We get hired to elevate the brand—make it feel different, deliver a high-end design sensibility and a modern take on the franchise.”—Fernando Ramirez

The first brainstorming session starts wide. It begins with a reading of the script and often an advance screening of the film. Ramirez says they ask clients, “What’s the feeling you want someone to get when leaving the movie theater?”

By the second round of brainstorming, the list of participants is shorter. “We scale down to tighten our focus,” Ramirez says. Passionate fans “with a really big voice” are always welcome, Ramirez says. “If you have something to say, we want you in the room.”

The trick is to find the audience, engage them and then build anticipation over months at a time. And to do so without revealing too much of the film.

“When working with clients, it’s all about trust and transparency,” Cuddy-Angel says. “When we define the real problem, we have the opportunity to reveal the best solution.”

For the 2015 release of Disney’s live-action remake of its animated classic Cinderella, the problem that immediately became apparent was that, in this version, Cinderella had a nineteen-inch waist. “It set off a firestorm on social media,” Cuddy-Angel says. “People were commenting: ‘Cinderella looks like a waif.’ The property had twelve million Facebook fans, so there was a lot at stake.” Watson/DG needed to position its marketing to emphasize Cinderella’s indepen­dence and courageousness. The solution is a Tumblr site that sumptuously blends fairy tale with action-oriented exhortations of self-esteem. Messages like “Kindness & Magic,” “Fearless” and “Destined for Greatness” are presented in lush, aspirational visual landscapes that keep the focus on the essence of the tale.

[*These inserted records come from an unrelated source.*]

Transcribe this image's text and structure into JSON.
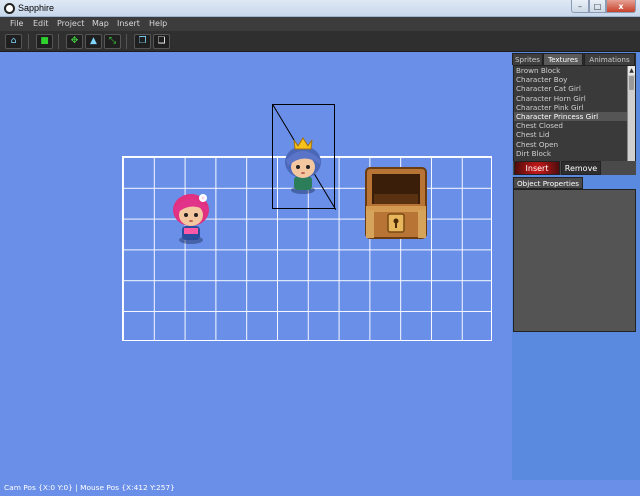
{
  "window": {
    "title": "Sapphire",
    "min": "–",
    "max": "□",
    "close": "x"
  },
  "menu": [
    "File",
    "Edit",
    "Project",
    "Map",
    "Insert",
    "Help"
  ],
  "toolbar": {
    "buttons": [
      "home-icon",
      "folder-icon",
      "move-icon",
      "terrain-icon",
      "fit-icon",
      "layer-back-icon",
      "layer-front-icon"
    ]
  },
  "panel": {
    "tabs": [
      "Sprites",
      "Textures",
      "Animations"
    ],
    "active_tab": "Textures",
    "list_items": [
      "Brown Block",
      "Character Boy",
      "Character Cat Girl",
      "Character Horn Girl",
      "Character Pink Girl",
      "Character Princess Girl",
      "Chest Closed",
      "Chest Lid",
      "Chest Open",
      "Dirt Block"
    ],
    "selected_item": "Character Princess Girl",
    "insert_label": "Insert",
    "remove_label": "Remove",
    "properties_label": "Object Properties"
  },
  "status": {
    "text": "Cam Pos {X:0 Y:0} | Mouse Pos {X:412 Y:257}"
  },
  "colors": {
    "canvas": "#6a8fe8",
    "grid": "#ffffff",
    "accent_red": "#d21b1b"
  }
}
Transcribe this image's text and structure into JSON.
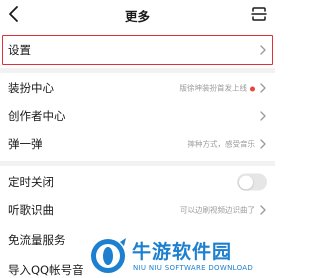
{
  "header": {
    "title": "更多",
    "back_icon": "chevron-left-icon",
    "scan_icon": "scan-icon"
  },
  "settings_row": {
    "label": "设置"
  },
  "items": [
    {
      "label": "装扮中心",
      "sub": "版徐坤装扮首发上线",
      "has_dot": true
    },
    {
      "label": "创作者中心",
      "sub": ""
    },
    {
      "label": "弹一弹",
      "sub": "摔种方式，感受音乐"
    },
    {
      "label": "定时关闭",
      "toggle_on": false
    },
    {
      "label": "听歌识曲",
      "sub": "可以边刷视频边识曲了"
    },
    {
      "label": "免流量服务"
    },
    {
      "label": "导入QQ帐号音"
    }
  ],
  "watermark": {
    "text": "牛游软件园",
    "sub": "NIU NIU SOFTWARE DOWNLOAD"
  },
  "colors": {
    "highlight": "#e0313a",
    "watermark": "#1c7fcf",
    "dot": "#e8453c"
  }
}
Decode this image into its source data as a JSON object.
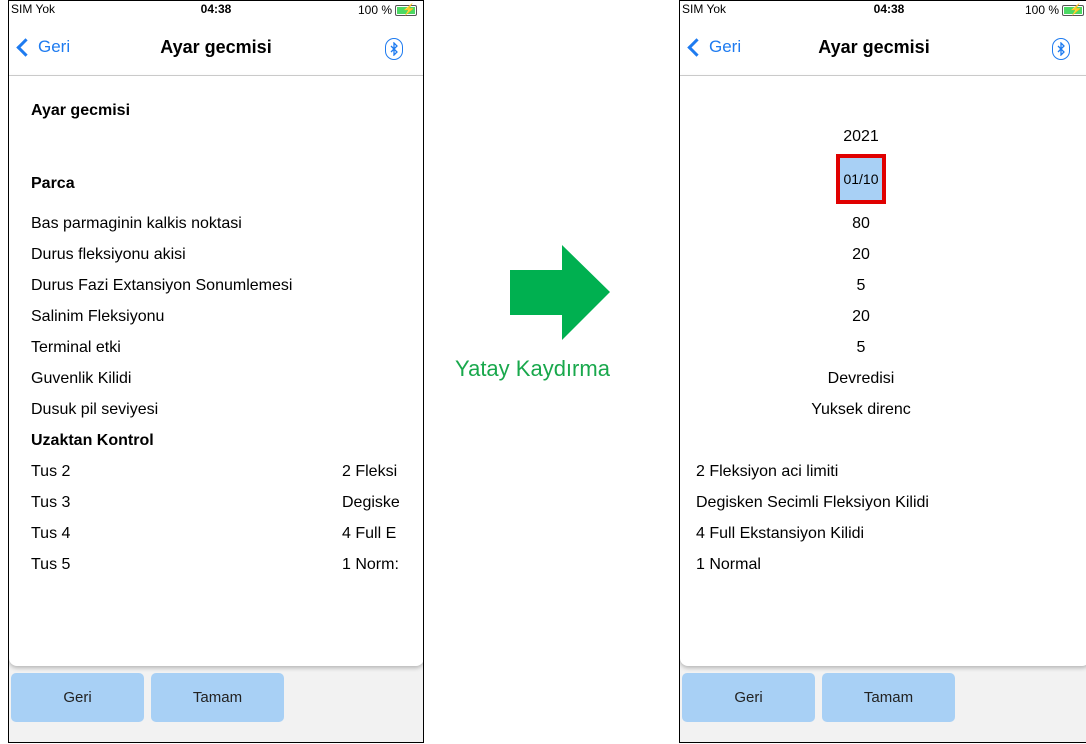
{
  "status_bar": {
    "carrier": "SIM Yok",
    "time": "04:38",
    "battery": "100 %"
  },
  "nav": {
    "back_label": "Geri",
    "title": "Ayar gecmisi"
  },
  "left_list": {
    "heading": "Ayar gecmisi",
    "section_part": "Parca",
    "items": [
      "Bas parmaginin kalkis noktasi",
      "Durus  fleksiyonu akisi",
      "Durus Fazi Extansiyon Sonumlemesi",
      "Salinim Fleksiyonu",
      "Terminal etki",
      "Guvenlik Kilidi",
      "Dusuk pil seviyesi"
    ],
    "section_remote": "Uzaktan Kontrol",
    "remote_rows": [
      {
        "label": "Tus 2",
        "value": "2 Fleksi"
      },
      {
        "label": "Tus 3",
        "value": "Degiske"
      },
      {
        "label": "Tus 4",
        "value": "4 Full E"
      },
      {
        "label": "Tus 5",
        "value": "1 Norm:"
      }
    ]
  },
  "right_list": {
    "year": "2021",
    "date_selected": "01/10",
    "values": [
      "80",
      "20",
      "5",
      "20",
      "5",
      "Devredisi",
      "Yuksek direnc"
    ],
    "remote_values": [
      "2 Fleksiyon aci limiti",
      "Degisken Secimli Fleksiyon Kilidi",
      "4 Full Ekstansiyon Kilidi",
      "1 Normal"
    ]
  },
  "buttons": {
    "back": "Geri",
    "ok": "Tamam"
  },
  "caption": "Yatay Kaydırma",
  "colors": {
    "accent": "#1e7bf0",
    "button": "#a8d0f5",
    "arrow": "#00b050",
    "highlight_border": "#e00000"
  },
  "icons": {
    "back": "chevron-left-icon",
    "bluetooth": "bluetooth-icon",
    "battery": "battery-charging-icon",
    "arrow": "arrow-right-icon"
  }
}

Like Cinderella, Watson/DG may well be destined for greatness. And certainly for a larger space. Today, the employees of Watson/DG are working their small-screen movie magic from a decidedly unmagical neighborhood on Melrose, but that’s about to change as Watson/DG prepares to double its square footage and move to the 20th floor of a building on Wilshire Boulevard, across from the Los Angeles County Museum of Art (LACMA). For Ramirez, who first studied painting at the Otis College of Art and Design, the cultural element of the neighborhood is a big driver for the move. “As a creative studio, it’s important to us to be able to walk across the street and be inspired by art,” he says. “That’s huge.” If they ever run out of inspiration, LACMA hosts a matinee film screening series every Tuesday. Pass the popcorn. ca

Sam McMillan is a San Francisco Bay Area-based writer, teacher and producer of interactive multimedia projects for a number of Bay Area production houses, and can be reached at sam@wordstrong.com.

PreLoader

Create an Account
Subscribe
Sign In

Subscribe
Sign In